We have written both a “lock-free” and “wait-free” collection to implement a simple queue data structure.  We also leverage open source lock-free implementations for higher level data collections such as lists, stacks, and maps.

Lock Free Programming Techniques

Atomic operations are ones which manipulate memory in a way that appears indivisible: No thread can observe the operation half-complete. On modern processors, lots of operations are already atomic. For example, aligned reads and writes of simple data types (such as volatile or atomic booleans) are usually atomic.

The key in lock-free programming is to use hardware-intrinsic atomic operations.  The locks themselves must use those atomic operations.  The difference between locked and lock-free programming is that a lock-free program can never be stalled entirely by any single thread. By contrast, if in a locking program one thread acquires a lock and then gets suspended indefinitely, the entire program is blocked and cannot make progress. By contrast, a lock-free program can make progress even if individual threads are suspended indefinitely.

The new C and C++ standards (C11 and C++11) have threads, and shared between threads are atomic data types and operations. An atomic operation gives guarantees for operations that run into race conditions between threads. Once a thread returns from such an operation, it can be sure that the operation is effected in its entirety.

Typical processor support for such atomic operations exists on modern processors for compare and swap (CAS) or atomic increments.  Additionally to being atomic, data type can have the “lock-free” property. This should perhaps have been coined “stateless”, since this property implies that an operation on such a type will never leave the object in an intermediate state, even when it is interrupted by an interrupt handler or a read of another thread falls in the middle of an update. Several atomic types may (or may not) be lock-free, there are macros to test for that property. There is always one type that is guaranteed to be lock-free.

Solutions where lock-free is not possible
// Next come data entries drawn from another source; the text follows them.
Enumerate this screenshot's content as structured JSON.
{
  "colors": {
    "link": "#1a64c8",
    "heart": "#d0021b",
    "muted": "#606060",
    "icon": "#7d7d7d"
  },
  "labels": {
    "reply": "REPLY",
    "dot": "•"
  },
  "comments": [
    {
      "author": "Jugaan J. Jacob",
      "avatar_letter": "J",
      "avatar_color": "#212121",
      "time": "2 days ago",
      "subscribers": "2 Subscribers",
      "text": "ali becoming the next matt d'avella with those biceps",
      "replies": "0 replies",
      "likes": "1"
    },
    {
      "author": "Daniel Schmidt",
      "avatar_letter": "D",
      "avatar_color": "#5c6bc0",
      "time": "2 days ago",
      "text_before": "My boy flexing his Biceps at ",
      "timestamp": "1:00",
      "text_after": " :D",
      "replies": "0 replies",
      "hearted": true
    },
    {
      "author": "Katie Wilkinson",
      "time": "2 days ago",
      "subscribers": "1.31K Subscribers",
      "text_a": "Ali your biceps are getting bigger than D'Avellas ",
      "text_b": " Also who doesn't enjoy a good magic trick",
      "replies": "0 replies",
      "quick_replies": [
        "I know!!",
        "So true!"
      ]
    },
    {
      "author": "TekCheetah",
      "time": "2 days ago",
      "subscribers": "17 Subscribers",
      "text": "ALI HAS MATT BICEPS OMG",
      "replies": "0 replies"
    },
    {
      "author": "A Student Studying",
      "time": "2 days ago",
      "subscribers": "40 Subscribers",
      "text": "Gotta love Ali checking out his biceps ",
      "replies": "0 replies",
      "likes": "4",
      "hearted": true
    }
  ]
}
Hard real time applications should be designed such that priority inversion does not happen in the first place. For platforms where lock free implementations are not possible due to the platform CPU, we use priority inheritance mutexes to minimize the effects of priority inversions. This mechanism is designed to ensure the higher priority task is kept in the blocked state for the shortest time possible, and in so doing minimize the ‘priority inversion’ that has already occurred.